● **Source information**
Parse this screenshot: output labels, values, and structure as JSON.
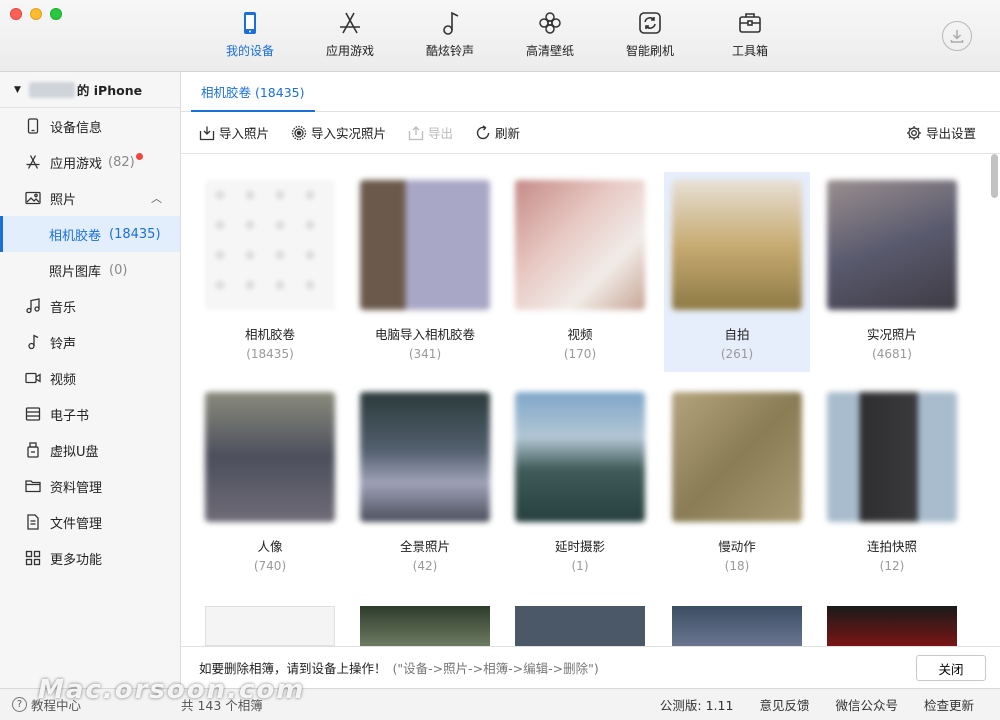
{
  "nav": {
    "items": [
      {
        "label": "我的设备",
        "icon": "phone-icon",
        "active": true
      },
      {
        "label": "应用游戏",
        "icon": "app-store-icon",
        "active": false
      },
      {
        "label": "酷炫铃声",
        "icon": "music-note-icon",
        "active": false
      },
      {
        "label": "高清壁纸",
        "icon": "flower-icon",
        "active": false
      },
      {
        "label": "智能刷机",
        "icon": "refresh-icon",
        "active": false
      },
      {
        "label": "工具箱",
        "icon": "toolbox-icon",
        "active": false
      }
    ],
    "download_icon": "download-icon"
  },
  "sidebar": {
    "device_name": "的 iPhone",
    "items": [
      {
        "label": "设备信息",
        "icon": "device-info-icon"
      },
      {
        "label": "应用游戏",
        "count": "(82)",
        "icon": "app-icon",
        "badge": true
      },
      {
        "label": "照片",
        "icon": "photo-icon",
        "expanded": true
      },
      {
        "label": "相机胶卷",
        "count": "(18435)",
        "sub": true,
        "active": true
      },
      {
        "label": "照片图库",
        "count": "(0)",
        "sub": true
      },
      {
        "label": "音乐",
        "icon": "music-icon"
      },
      {
        "label": "铃声",
        "icon": "bell-icon"
      },
      {
        "label": "视频",
        "icon": "video-icon"
      },
      {
        "label": "电子书",
        "icon": "ebook-icon"
      },
      {
        "label": "虚拟U盘",
        "icon": "usb-icon"
      },
      {
        "label": "资料管理",
        "icon": "folder-icon"
      },
      {
        "label": "文件管理",
        "icon": "file-icon"
      },
      {
        "label": "更多功能",
        "icon": "grid-icon"
      }
    ]
  },
  "main": {
    "tab": "相机胶卷 (18435)",
    "actions": {
      "import_photos": "导入照片",
      "import_live": "导入实况照片",
      "export": "导出",
      "refresh": "刷新",
      "export_settings": "导出设置"
    },
    "albums": [
      {
        "name": "相机胶卷",
        "count": "(18435)"
      },
      {
        "name": "电脑导入相机胶卷",
        "count": "(341)"
      },
      {
        "name": "视频",
        "count": "(170)"
      },
      {
        "name": "自拍",
        "count": "(261)",
        "selected": true
      },
      {
        "name": "实况照片",
        "count": "(4681)"
      },
      {
        "name": "人像",
        "count": "(740)"
      },
      {
        "name": "全景照片",
        "count": "(42)"
      },
      {
        "name": "延时摄影",
        "count": "(1)"
      },
      {
        "name": "慢动作",
        "count": "(18)"
      },
      {
        "name": "连拍快照",
        "count": "(12)"
      }
    ],
    "notice": "如要删除相簿，请到设备上操作！",
    "notice_hint": "(\"设备->照片->相簿->编辑->删除\")",
    "close_label": "关闭"
  },
  "status": {
    "help": "教程中心",
    "albums": "共 143 个相簿",
    "version": "公测版: 1.11",
    "feedback": "意见反馈",
    "wechat": "微信公众号",
    "update": "检查更新"
  },
  "watermark": "Mac.orsoon.com",
  "colors": {
    "accent": "#1a6fd8",
    "badge": "#f2453d"
  }
}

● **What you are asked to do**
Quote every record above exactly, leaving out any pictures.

● **Response for this exercise**
Parse this screenshot: output labels, values, and structure as JSON.
{
  "nav": {
    "items": [
      {
        "label": "我的设备",
        "icon": "phone-icon",
        "active": true
      },
      {
        "label": "应用游戏",
        "icon": "app-store-icon",
        "active": false
      },
      {
        "label": "酷炫铃声",
        "icon": "music-note-icon",
        "active": false
      },
      {
        "label": "高清壁纸",
        "icon": "flower-icon",
        "active": false
      },
      {
        "label": "智能刷机",
        "icon": "refresh-icon",
        "active": false
      },
      {
        "label": "工具箱",
        "icon": "toolbox-icon",
        "active": false
      }
    ],
    "download_icon": "download-icon"
  },
  "sidebar": {
    "device_name": "的 iPhone",
    "items": [
      {
        "label": "设备信息",
        "icon": "device-info-icon"
      },
      {
        "label": "应用游戏",
        "count": "(82)",
        "icon": "app-icon",
        "badge": true
      },
      {
        "label": "照片",
        "icon": "photo-icon",
        "expanded": true
      },
      {
        "label": "相机胶卷",
        "count": "(18435)",
        "sub": true,
        "active": true
      },
      {
        "label": "照片图库",
        "count": "(0)",
        "sub": true
      },
      {
        "label": "音乐",
        "icon": "music-icon"
      },
      {
        "label": "铃声",
        "icon": "bell-icon"
      },
      {
        "label": "视频",
        "icon": "video-icon"
      },
      {
        "label": "电子书",
        "icon": "ebook-icon"
      },
      {
        "label": "虚拟U盘",
        "icon": "usb-icon"
      },
      {
        "label": "资料管理",
        "icon": "folder-icon"
      },
      {
        "label": "文件管理",
        "icon": "file-icon"
      },
      {
        "label": "更多功能",
        "icon": "grid-icon"
      }
    ]
  },
  "main": {
    "tab": "相机胶卷 (18435)",
    "actions": {
      "import_photos": "导入照片",
      "import_live": "导入实况照片",
      "export": "导出",
      "refresh": "刷新",
      "export_settings": "导出设置"
    },
    "albums": [
      {
        "name": "相机胶卷",
        "count": "(18435)"
      },
      {
        "name": "电脑导入相机胶卷",
        "count": "(341)"
      },
      {
        "name": "视频",
        "count": "(170)"
      },
      {
        "name": "自拍",
        "count": "(261)",
        "selected": true
      },
      {
        "name": "实况照片",
        "count": "(4681)"
      },
      {
        "name": "人像",
        "count": "(740)"
      },
      {
        "name": "全景照片",
        "count": "(42)"
      },
      {
        "name": "延时摄影",
        "count": "(1)"
      },
      {
        "name": "慢动作",
        "count": "(18)"
      },
      {
        "name": "连拍快照",
        "count": "(12)"
      }
    ],
    "notice": "如要删除相簿，请到设备上操作！",
    "notice_hint": "(\"设备->照片->相簿->编辑->删除\")",
    "close_label": "关闭"
  },
  "status": {
    "help": "教程中心",
    "albums": "共 143 个相簿",
    "version": "公测版: 1.11",
    "feedback": "意见反馈",
    "wechat": "微信公众号",
    "update": "检查更新"
  },
  "watermark": "Mac.orsoon.com",
  "colors": {
    "accent": "#1a6fd8",
    "badge": "#f2453d"
  }
}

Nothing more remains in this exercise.